Last week's proposal to remove Love Canal from the Superfund list it inspired gives a bit of finality to the process, an anti-climactic footnote to follow last summer's observation to mark 25 years since President Jimmy Carter declared it a federal emergency area.
"I think there is (a sense of closure) for the people that monitored this and watched it closely," said Bob Merino, who served as LCARA's attorney from 1993 to 1997, when most of the affected homes were repopulated. "You went from the initial problems with removing the residents to the lawsuits, which was a 10- to 15-year period when people were torn apart physically and emotionally. Now you're seeing, hopefully, the end of the process."
Love Canal helped inspire another process.
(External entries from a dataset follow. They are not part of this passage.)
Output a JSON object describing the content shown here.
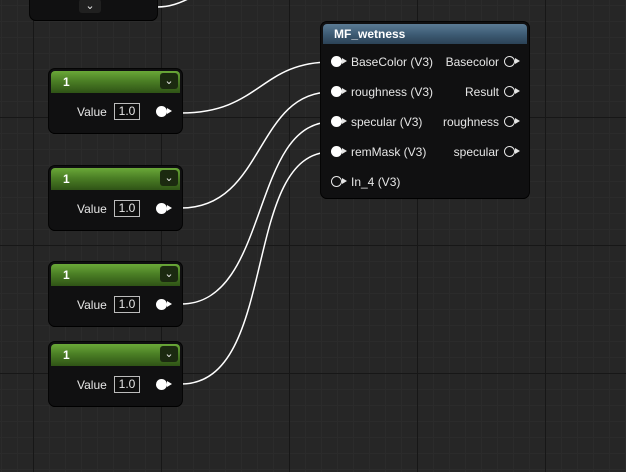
{
  "graph": {
    "material_function": {
      "title": "MF_wetness",
      "inputs": [
        {
          "label": "BaseColor (V3)",
          "connected": true
        },
        {
          "label": "roughness (V3)",
          "connected": true
        },
        {
          "label": "specular (V3)",
          "connected": true
        },
        {
          "label": "remMask (V3)",
          "connected": true
        },
        {
          "label": "In_4 (V3)",
          "connected": false
        }
      ],
      "outputs": [
        {
          "label": "Basecolor"
        },
        {
          "label": "Result"
        },
        {
          "label": "roughness"
        },
        {
          "label": "specular"
        }
      ]
    },
    "constants": [
      {
        "title": "1",
        "value_label": "Value",
        "value": "1.0"
      },
      {
        "title": "1",
        "value_label": "Value",
        "value": "1.0"
      },
      {
        "title": "1",
        "value_label": "Value",
        "value": "1.0"
      },
      {
        "title": "1",
        "value_label": "Value",
        "value": "1.0"
      }
    ],
    "colors": {
      "background": "#262626",
      "constant_header": "#4b7f25",
      "function_header": "#3e5c75",
      "wire": "#ffffff"
    },
    "icons": {
      "collapse": "chevron-down-icon",
      "pin": "exec-pin-icon"
    }
  }
}
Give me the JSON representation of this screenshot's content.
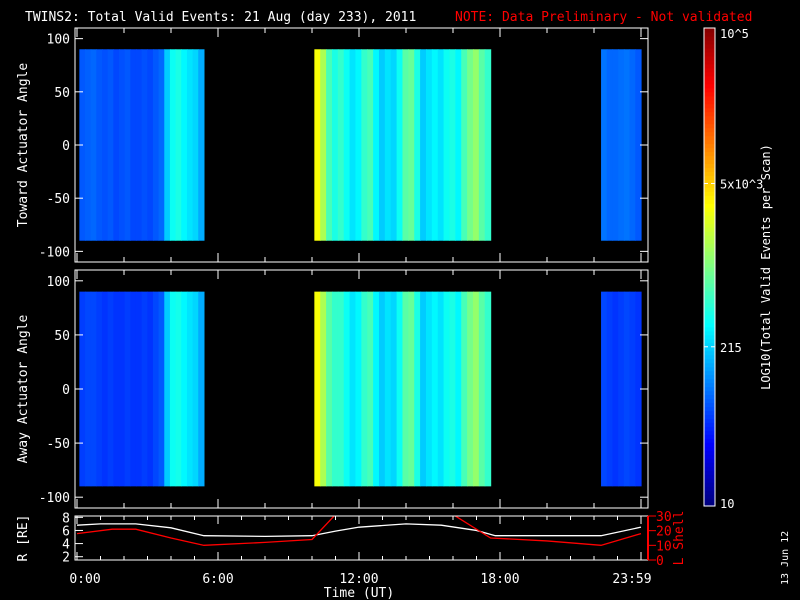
{
  "title": "TWINS2: Total Valid Events: 21 Aug (day 233), 2011",
  "note": "NOTE: Data Preliminary - Not validated",
  "footer_date": "13 Jun 12",
  "colors": {
    "white": "#ffffff",
    "red": "#ff0000",
    "background": "#000000"
  },
  "chart_data": [
    {
      "type": "heatmap",
      "name": "toward",
      "ylabel": "Toward Actuator Angle",
      "ylim": [
        -110,
        110
      ],
      "yticks": [
        "100",
        "50",
        "0",
        "-50",
        "-100"
      ],
      "ytick_values": [
        100,
        50,
        0,
        -50,
        -100
      ],
      "data_angle_range": [
        -90,
        90
      ],
      "segments": [
        {
          "start": 0.1,
          "end": 5.4,
          "values": [
            70,
            75,
            80,
            70,
            65,
            70,
            60,
            65,
            70,
            60,
            60,
            65,
            60,
            70,
            80,
            200,
            350,
            400,
            300,
            250,
            220,
            150
          ]
        },
        {
          "start": 10.1,
          "end": 17.6,
          "values": [
            3000,
            1500,
            600,
            400,
            500,
            350,
            250,
            300,
            500,
            600,
            300,
            200,
            250,
            220,
            350,
            700,
            800,
            400,
            200,
            250,
            300,
            250,
            350,
            400,
            300,
            600,
            900,
            1200,
            700,
            500
          ]
        },
        {
          "start": 22.3,
          "end": 24,
          "values": [
            90,
            80,
            80,
            85,
            90,
            80,
            70
          ]
        }
      ]
    },
    {
      "type": "heatmap",
      "name": "away",
      "ylabel": "Away Actuator Angle",
      "ylim": [
        -110,
        110
      ],
      "yticks": [
        "100",
        "50",
        "0",
        "-50",
        "-100"
      ],
      "ytick_values": [
        100,
        50,
        0,
        -50,
        -100
      ],
      "data_angle_range": [
        -90,
        90
      ],
      "segments": [
        {
          "start": 0.1,
          "end": 5.4,
          "values": [
            55,
            60,
            60,
            55,
            50,
            55,
            50,
            50,
            55,
            50,
            50,
            55,
            50,
            60,
            70,
            200,
            350,
            380,
            300,
            250,
            220,
            150
          ]
        },
        {
          "start": 10.1,
          "end": 17.6,
          "values": [
            3000,
            1500,
            700,
            500,
            500,
            350,
            250,
            300,
            500,
            600,
            300,
            200,
            250,
            220,
            350,
            700,
            800,
            400,
            200,
            250,
            300,
            250,
            350,
            400,
            300,
            600,
            900,
            1200,
            700,
            500
          ]
        },
        {
          "start": 22.3,
          "end": 24,
          "values": [
            60,
            55,
            50,
            55,
            60,
            55,
            50
          ]
        }
      ]
    },
    {
      "type": "line",
      "name": "orbit",
      "xlabel": "Time (UT)",
      "xticks": [
        "0:00",
        "6:00",
        "12:00",
        "18:00",
        "23:59"
      ],
      "xtick_values": [
        0,
        6,
        12,
        18,
        24
      ],
      "ylabel": "R [RE]",
      "ylim": [
        1.5,
        8.2
      ],
      "yticks": [
        "8",
        "6",
        "4",
        "2"
      ],
      "ytick_values": [
        8,
        6,
        4,
        2
      ],
      "y2label": "L Shell",
      "y2lim": [
        0,
        30
      ],
      "y2ticks": [
        "30",
        "20",
        "10",
        "0"
      ],
      "y2tick_values": [
        30,
        20,
        10,
        0
      ],
      "series": [
        {
          "name": "R",
          "color": "#ffffff",
          "x": [
            0,
            1,
            2.5,
            4,
            5.4,
            8,
            10,
            11,
            12,
            14,
            15.5,
            17,
            17.8,
            20,
            22.3,
            24
          ],
          "y": [
            6.8,
            7,
            7,
            6.4,
            5.2,
            5.1,
            5.2,
            5.9,
            6.5,
            7,
            6.8,
            6,
            5.2,
            5.2,
            5.2,
            6.5
          ]
        },
        {
          "name": "L Shell",
          "color": "#ff0000",
          "axis": "y2",
          "x": [
            0,
            1.5,
            2.5,
            4,
            5.4,
            8,
            10,
            11,
            null,
            16,
            17.6,
            20,
            22.3,
            24
          ],
          "y": [
            18,
            21,
            21,
            15,
            10,
            12,
            14,
            31,
            null,
            31,
            15,
            13,
            10,
            18
          ]
        }
      ]
    },
    {
      "type": "colorbar",
      "label": "LOG10(Total Valid Events per Scan)",
      "ticks": [
        "10",
        "215",
        "5x10^3",
        "10^5"
      ],
      "tick_values": [
        10,
        215,
        5000,
        100000
      ],
      "scale": "log"
    }
  ]
}
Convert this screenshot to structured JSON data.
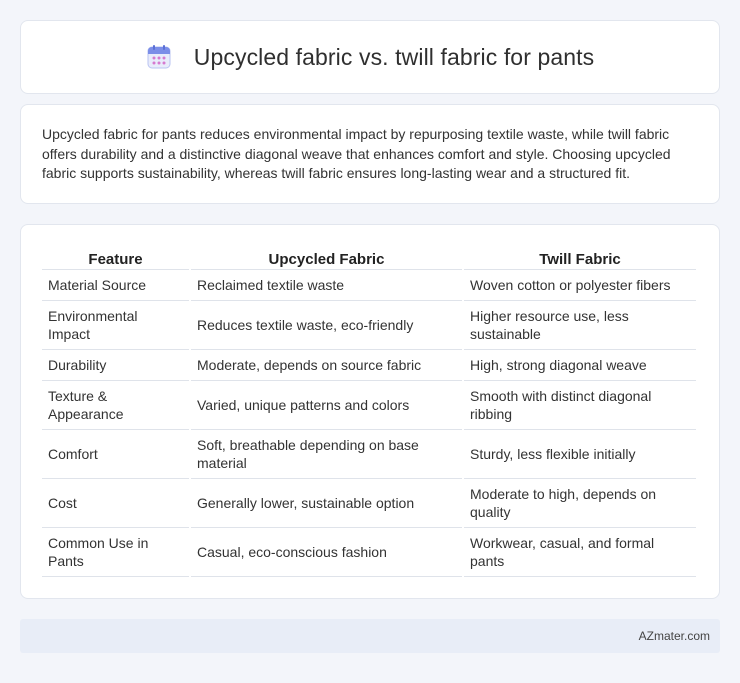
{
  "header": {
    "title": "Upcycled fabric vs. twill fabric for pants",
    "icon": "calendar-icon"
  },
  "intro": {
    "text": "Upcycled fabric for pants reduces environmental impact by repurposing textile waste, while twill fabric offers durability and a distinctive diagonal weave that enhances comfort and style. Choosing upcycled fabric supports sustainability, whereas twill fabric ensures long-lasting wear and a structured fit."
  },
  "table": {
    "headers": [
      "Feature",
      "Upcycled Fabric",
      "Twill Fabric"
    ],
    "rows": [
      [
        "Material Source",
        "Reclaimed textile waste",
        "Woven cotton or polyester fibers"
      ],
      [
        "Environmental Impact",
        "Reduces textile waste, eco-friendly",
        "Higher resource use, less sustainable"
      ],
      [
        "Durability",
        "Moderate, depends on source fabric",
        "High, strong diagonal weave"
      ],
      [
        "Texture & Appearance",
        "Varied, unique patterns and colors",
        "Smooth with distinct diagonal ribbing"
      ],
      [
        "Comfort",
        "Soft, breathable depending on base material",
        "Sturdy, less flexible initially"
      ],
      [
        "Cost",
        "Generally lower, sustainable option",
        "Moderate to high, depends on quality"
      ],
      [
        "Common Use in Pants",
        "Casual, eco-conscious fashion",
        "Workwear, casual, and formal pants"
      ]
    ]
  },
  "footer": {
    "text": "AZmater.com"
  },
  "colors": {
    "page_background": "#f3f5fa",
    "card_background": "#ffffff",
    "footer_background": "#e8edf7",
    "icon_accent": "#7b8ee8"
  }
}
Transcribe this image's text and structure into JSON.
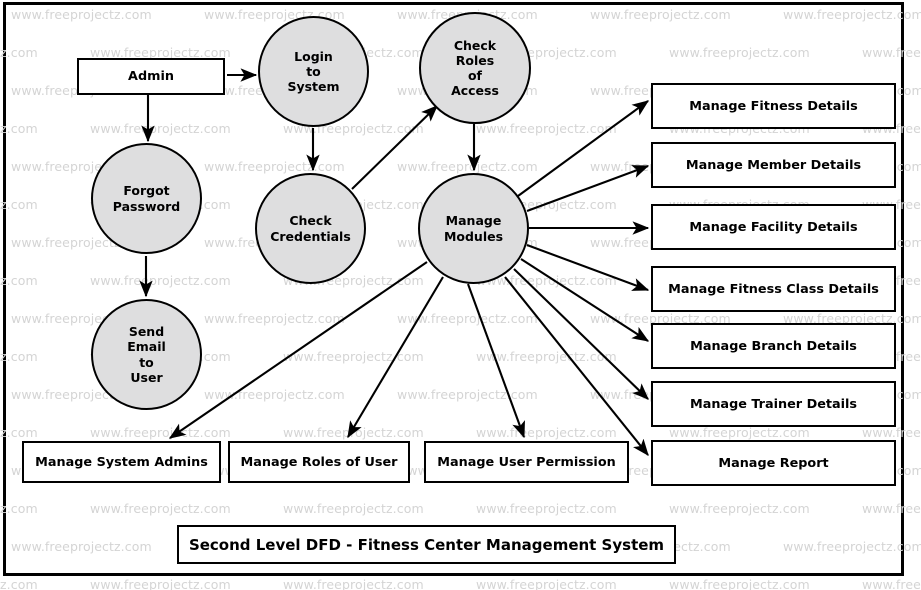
{
  "diagram": {
    "title": "Second Level DFD - Fitness Center Management System",
    "watermark_text": "www.freeprojectz.com",
    "colors": {
      "process_fill": "#dededf",
      "stroke": "#000000",
      "entity_fill": "#ffffff",
      "watermark": "#d4d4d4"
    },
    "external_entities": [
      {
        "id": "admin",
        "label": "Admin"
      }
    ],
    "processes": [
      {
        "id": "login",
        "label": "Login\nto\nSystem"
      },
      {
        "id": "checkroles",
        "label": "Check\nRoles\nof\nAccess"
      },
      {
        "id": "forgot",
        "label": "Forgot\nPassword"
      },
      {
        "id": "checkcred",
        "label": "Check\nCredentials"
      },
      {
        "id": "modules",
        "label": "Manage\nModules"
      },
      {
        "id": "sendemail",
        "label": "Send\nEmail\nto\nUser"
      }
    ],
    "data_stores_right": [
      {
        "id": "fitness",
        "label": "Manage Fitness Details"
      },
      {
        "id": "member",
        "label": "Manage Member Details"
      },
      {
        "id": "facility",
        "label": "Manage Facility Details"
      },
      {
        "id": "fitnessclass",
        "label": "Manage Fitness Class Details"
      },
      {
        "id": "branch",
        "label": "Manage Branch Details"
      },
      {
        "id": "trainer",
        "label": "Manage Trainer Details"
      },
      {
        "id": "report",
        "label": "Manage Report"
      }
    ],
    "data_stores_bottom": [
      {
        "id": "sysadmins",
        "label": "Manage System Admins"
      },
      {
        "id": "roles",
        "label": "Manage Roles of User"
      },
      {
        "id": "permission",
        "label": "Manage User Permission"
      }
    ],
    "flows": [
      {
        "from": "admin",
        "to": "login"
      },
      {
        "from": "admin",
        "to": "forgot"
      },
      {
        "from": "login",
        "to": "checkcred"
      },
      {
        "from": "forgot",
        "to": "sendemail"
      },
      {
        "from": "checkcred",
        "to": "checkroles"
      },
      {
        "from": "checkroles",
        "to": "modules"
      },
      {
        "from": "modules",
        "to": "fitness"
      },
      {
        "from": "modules",
        "to": "member"
      },
      {
        "from": "modules",
        "to": "facility"
      },
      {
        "from": "modules",
        "to": "fitnessclass"
      },
      {
        "from": "modules",
        "to": "branch"
      },
      {
        "from": "modules",
        "to": "trainer"
      },
      {
        "from": "modules",
        "to": "report"
      },
      {
        "from": "modules",
        "to": "sysadmins"
      },
      {
        "from": "modules",
        "to": "roles"
      },
      {
        "from": "modules",
        "to": "permission"
      }
    ]
  }
}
Community activists rarely made waves beyond their neighborhoods before Lois Gibbs and a group of other angry homeowners made industry and government finally do something about the disaster they had created.
One unfortunate side effect -- their success fueled the "Not-In-My-Back-Yard" mentality and tactics adopted by proponents of less-noble causes, like opposing group homes for people with disabilities because property values might drop.
The Residents for Responsible Government can thank Gibbs and the rest of the Love Canal activists that a hearing was even scheduled in the first place. Nobody sought public input before Hooker started dumping barrels more than half-a-century ago, nor did anyone have to compile environmental-impact statements or meet any of the other requirements to site or expand a landfill today.
The question facing CWM's neighbors -- does that process have any real teeth, or is it a dog-and-pony show designed to lull opponents into thinking the government is actually regulating multi-billion dollar corporations like Waste Management, the parent company of CWM?
Those opponents rightfully worry that the landfill will end up as the final resting place for almost 2.7 million cubic yards of PCB-infested mud dredged from the Hudson River during General Electric's EPA-mandated cleanup of a 41-mile stretch north of Albany.
CWM is sure to counter with the argument that there's already worse stuff buried at the 700-acre Model City landfill. The DEC, which doesn't actually regulate corporations so much as check their math, will certainly proclaim the technology involved as "the state of the art."
Of course, dumping 55-gallon steel barrels onto compacted clay and covering them with dirt was the state of the art 50 years ago. Look how that turned out.
The strongest argument against extending the life of the CWM landfill doesn't require highly paid scientists or extensive studies. It involves taking a drive around the area. Besides Love Canal and the 102nd Street dump, there's Mount Trashmore, the landfill that greets motorists crossing into Niagara Falls via the I-190. Then there are the brownfields along Buffalo Avenue, abandoned by corporations who fled as their dumping grounds filled up. And American Ref-fuel's garbage incinerator on 56th Street.
Let's not forget the Modern Disposal landfill in Lewiston, only a phosphorous chunk's throw from the CWM site, or the radioactive remnants of the Manhattan Project lurking nearby.
We won't even get into the myriad landfills and toxic waste sites throughout the rest of Western New York.
Add it up, and you reach a simple conclusion:
Enough is enough.
This is a case where the scientific hoodoo concocted by enormous corporations and rubber-stamped by sycophantic bureaucrats needs to be countered, not with dueling experts, but flaming torches and pitchforks. Yes, these facilities are an unpleasant necessity of our disposal-happy lifestyle, and they have to go somewhere.
But they don't all have to wind up in Niagara County.
When the public hearing is held at Lewiston-Porter High School on May 6, a capacity crowd should hear what CWM and the DEC have to say. Listen to all the reasons that this is a good plan, and a safe one.
Then stand up and say no.
Not this time.
Not in my backyard -- for all the right reasons.
We've done our share.
And then some.
|Niagara Falls Reporter||www.niagarafallsreporter.com||March 23 2004|